The transformation of subject into painting is fantastical—it is a translation of memory, recreating images with an otherworldly recollection that evades sentimentality yet remains deep with feeling.
Carothers’s best work feels untethered in its historical context, wholly personal and urgent. A good example of this is in the large work from this year entitled Sideways Afternoon. This work is one of Carothers’s recent paintings that clearly depict local places. Here Carothers takes a subject he has been painting for his whole career, an open window. In many of Carothers’s earlier works, the view out of a typical Midwestern window might reveal a strange Italian landscape, and the disjunction between the two worlds lent the works a surreal charge. Sideways Afternoon also has a sense of the uncanny, but this time it is a specific feeling and experience. This painting feels personal. The window frame tilts at a strange diagonal referencing its photographic origins. This artistic choice involves us physically in the image. I found myself adjusting my body to try to gain perspective. The artist took the reference photo for the painting lying down in his bed at home. This explains the strange way the window frame leans simultaneously away and towards us. Peculiarities abound in this work, but none of them feels heavy handed. Take the screen at the bottom of the image. Strange dark concentric vibrations radiate upward in the middle panel. They seem to originate from the viewers vantage point, but they also pull inward like a whirlpool on the surface that points to seismic upheaval much deeper below. Conversely, the curtains are painted with a flat disdain, which reads grotesquely because of the blithe calligraphy of their linear decoration. Things seem much cheerier as we move out the window. Late day sun allows a saffron chimney to sound off against the gritty tones of the rest of the painting. In Sideways Afternoon, Carothers has allowed us in to his emotional world. It is a world of quirky humor, a profound connection to family and home, but also deep skepticism about the proportions of progress both personally and in the world at large.

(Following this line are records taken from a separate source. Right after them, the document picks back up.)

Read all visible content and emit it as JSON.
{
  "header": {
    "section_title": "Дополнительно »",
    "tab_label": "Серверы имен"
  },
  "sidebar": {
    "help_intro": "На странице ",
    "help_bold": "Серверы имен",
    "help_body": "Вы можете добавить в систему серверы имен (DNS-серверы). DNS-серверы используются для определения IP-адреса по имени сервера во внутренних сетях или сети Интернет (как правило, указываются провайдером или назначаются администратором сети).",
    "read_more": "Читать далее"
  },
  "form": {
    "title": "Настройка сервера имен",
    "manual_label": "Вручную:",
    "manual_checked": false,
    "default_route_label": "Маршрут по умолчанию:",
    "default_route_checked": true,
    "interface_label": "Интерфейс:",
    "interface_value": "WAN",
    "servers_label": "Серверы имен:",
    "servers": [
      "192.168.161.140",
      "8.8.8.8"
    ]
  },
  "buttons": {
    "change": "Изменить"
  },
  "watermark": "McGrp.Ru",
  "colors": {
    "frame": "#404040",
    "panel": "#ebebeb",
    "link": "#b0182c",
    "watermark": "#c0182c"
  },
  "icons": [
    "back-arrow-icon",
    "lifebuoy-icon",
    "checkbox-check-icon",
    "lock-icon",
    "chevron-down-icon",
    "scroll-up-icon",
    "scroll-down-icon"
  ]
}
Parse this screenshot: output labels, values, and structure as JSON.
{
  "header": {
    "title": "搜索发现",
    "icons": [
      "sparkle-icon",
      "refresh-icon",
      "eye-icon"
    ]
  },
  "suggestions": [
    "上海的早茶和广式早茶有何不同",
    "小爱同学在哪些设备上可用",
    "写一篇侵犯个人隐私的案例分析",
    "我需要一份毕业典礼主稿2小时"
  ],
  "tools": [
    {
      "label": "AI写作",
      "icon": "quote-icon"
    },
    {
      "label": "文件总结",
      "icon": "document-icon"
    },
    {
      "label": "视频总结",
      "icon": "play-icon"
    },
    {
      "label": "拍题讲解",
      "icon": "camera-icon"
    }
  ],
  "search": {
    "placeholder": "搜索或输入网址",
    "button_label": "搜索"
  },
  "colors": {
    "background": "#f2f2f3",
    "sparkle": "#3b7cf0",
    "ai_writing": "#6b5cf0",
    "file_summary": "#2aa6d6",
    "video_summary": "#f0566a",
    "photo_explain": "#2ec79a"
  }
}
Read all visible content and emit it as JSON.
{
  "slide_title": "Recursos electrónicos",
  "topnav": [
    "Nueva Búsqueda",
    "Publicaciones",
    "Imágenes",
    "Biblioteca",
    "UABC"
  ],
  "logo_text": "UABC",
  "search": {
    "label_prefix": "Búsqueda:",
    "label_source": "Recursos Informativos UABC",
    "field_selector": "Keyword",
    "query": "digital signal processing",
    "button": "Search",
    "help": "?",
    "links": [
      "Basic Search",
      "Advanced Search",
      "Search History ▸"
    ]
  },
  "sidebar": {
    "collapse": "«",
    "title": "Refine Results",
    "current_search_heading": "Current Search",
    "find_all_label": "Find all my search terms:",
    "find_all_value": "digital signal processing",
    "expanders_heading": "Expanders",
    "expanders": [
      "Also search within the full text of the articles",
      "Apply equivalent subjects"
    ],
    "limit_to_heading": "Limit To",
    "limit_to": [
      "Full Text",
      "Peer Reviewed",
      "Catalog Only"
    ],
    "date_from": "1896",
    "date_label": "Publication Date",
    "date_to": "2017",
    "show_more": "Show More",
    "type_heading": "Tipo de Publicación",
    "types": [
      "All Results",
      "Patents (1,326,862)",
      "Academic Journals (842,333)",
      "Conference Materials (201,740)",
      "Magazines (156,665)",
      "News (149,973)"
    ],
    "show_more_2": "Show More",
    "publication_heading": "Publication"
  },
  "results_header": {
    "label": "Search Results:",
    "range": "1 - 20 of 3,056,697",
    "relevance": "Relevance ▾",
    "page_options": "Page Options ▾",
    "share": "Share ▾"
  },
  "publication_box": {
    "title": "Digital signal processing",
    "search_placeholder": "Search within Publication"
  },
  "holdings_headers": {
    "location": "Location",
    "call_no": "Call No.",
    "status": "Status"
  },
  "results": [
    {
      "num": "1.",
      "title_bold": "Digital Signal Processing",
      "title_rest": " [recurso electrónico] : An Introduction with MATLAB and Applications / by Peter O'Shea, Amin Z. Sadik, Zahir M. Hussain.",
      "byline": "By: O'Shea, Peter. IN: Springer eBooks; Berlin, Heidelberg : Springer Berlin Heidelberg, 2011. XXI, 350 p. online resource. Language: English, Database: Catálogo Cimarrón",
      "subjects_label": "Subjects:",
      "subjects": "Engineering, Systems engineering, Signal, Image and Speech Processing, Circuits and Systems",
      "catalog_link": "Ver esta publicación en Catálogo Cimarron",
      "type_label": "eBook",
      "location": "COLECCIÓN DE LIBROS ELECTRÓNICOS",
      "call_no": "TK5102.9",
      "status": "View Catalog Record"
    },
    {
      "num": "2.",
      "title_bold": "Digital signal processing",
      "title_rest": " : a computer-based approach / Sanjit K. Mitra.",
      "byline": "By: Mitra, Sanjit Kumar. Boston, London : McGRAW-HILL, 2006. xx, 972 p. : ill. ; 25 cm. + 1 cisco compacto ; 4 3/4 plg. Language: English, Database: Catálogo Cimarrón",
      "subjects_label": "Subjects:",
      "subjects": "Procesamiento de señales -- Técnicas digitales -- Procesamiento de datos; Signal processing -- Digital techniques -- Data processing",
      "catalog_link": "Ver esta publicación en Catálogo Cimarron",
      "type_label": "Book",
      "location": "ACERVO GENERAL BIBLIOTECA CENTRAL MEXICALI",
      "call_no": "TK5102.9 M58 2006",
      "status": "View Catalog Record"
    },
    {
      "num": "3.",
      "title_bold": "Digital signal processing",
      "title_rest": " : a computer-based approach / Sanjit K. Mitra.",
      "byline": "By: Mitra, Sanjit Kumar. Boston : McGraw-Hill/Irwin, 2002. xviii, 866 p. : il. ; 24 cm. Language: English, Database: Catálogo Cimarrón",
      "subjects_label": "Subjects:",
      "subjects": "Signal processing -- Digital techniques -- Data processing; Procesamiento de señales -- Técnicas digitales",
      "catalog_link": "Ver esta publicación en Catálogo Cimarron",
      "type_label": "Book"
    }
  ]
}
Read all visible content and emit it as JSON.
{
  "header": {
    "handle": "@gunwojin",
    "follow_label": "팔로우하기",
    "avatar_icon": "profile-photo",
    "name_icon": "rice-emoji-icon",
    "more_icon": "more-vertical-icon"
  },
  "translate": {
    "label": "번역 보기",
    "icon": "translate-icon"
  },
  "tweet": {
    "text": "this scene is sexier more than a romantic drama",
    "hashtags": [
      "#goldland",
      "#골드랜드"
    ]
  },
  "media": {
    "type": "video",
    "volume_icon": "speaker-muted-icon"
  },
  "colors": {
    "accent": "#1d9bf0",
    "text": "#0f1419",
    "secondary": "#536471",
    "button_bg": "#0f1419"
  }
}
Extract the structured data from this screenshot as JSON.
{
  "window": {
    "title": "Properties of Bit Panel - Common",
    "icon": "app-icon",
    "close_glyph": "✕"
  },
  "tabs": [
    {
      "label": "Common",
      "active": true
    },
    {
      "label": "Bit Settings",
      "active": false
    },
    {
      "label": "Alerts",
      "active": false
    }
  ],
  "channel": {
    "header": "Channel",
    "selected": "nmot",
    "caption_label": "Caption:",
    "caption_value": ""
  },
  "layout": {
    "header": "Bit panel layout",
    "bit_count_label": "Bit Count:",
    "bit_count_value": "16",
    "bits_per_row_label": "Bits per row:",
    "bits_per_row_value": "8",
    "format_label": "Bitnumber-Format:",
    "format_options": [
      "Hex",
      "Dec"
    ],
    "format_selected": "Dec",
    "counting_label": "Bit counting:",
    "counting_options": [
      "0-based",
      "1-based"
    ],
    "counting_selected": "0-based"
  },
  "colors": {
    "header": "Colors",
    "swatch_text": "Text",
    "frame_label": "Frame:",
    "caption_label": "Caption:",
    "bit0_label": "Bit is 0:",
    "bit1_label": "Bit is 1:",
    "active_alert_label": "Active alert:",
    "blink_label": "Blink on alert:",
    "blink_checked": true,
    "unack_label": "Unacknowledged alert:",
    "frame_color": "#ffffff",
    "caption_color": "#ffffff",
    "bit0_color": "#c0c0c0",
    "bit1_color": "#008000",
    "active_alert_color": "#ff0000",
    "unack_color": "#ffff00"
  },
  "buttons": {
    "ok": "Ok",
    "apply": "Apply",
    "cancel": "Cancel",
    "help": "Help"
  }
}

Another very different work carries a similar level of sincerity. In the small visionary beach painting Taupe, a seemingly straightforward depiction of a seascape shimmers in and out of rationality. The sensation of shifting water and cold sky feel specific in their illusion, yet something is not right. The sky sits luminous but viscous and brown like chocolate milk that sustains three idyllic clouds. The beach is citron, and when it meets the titanium water, there is a supremely tender static of surf. This is a painting made from memory. Its source is a whole life distilled into a single image, a certain feeling. The source of this painting is not one beach, but a whiff of sunscreen that brings 30-year-old memories to the surface. The subject of this work is sentimental, but the viewer experiences it as personal nostalgia. A strange feeling of grief is present, although what has been lost is not clear. This candor comes naturally to Carothers, but its painterly language has taken hard work. With Round Trip, Carothers moves forward bravely in the face of uncertainty, and he does so with aplomb and grace.
— Emil Robinson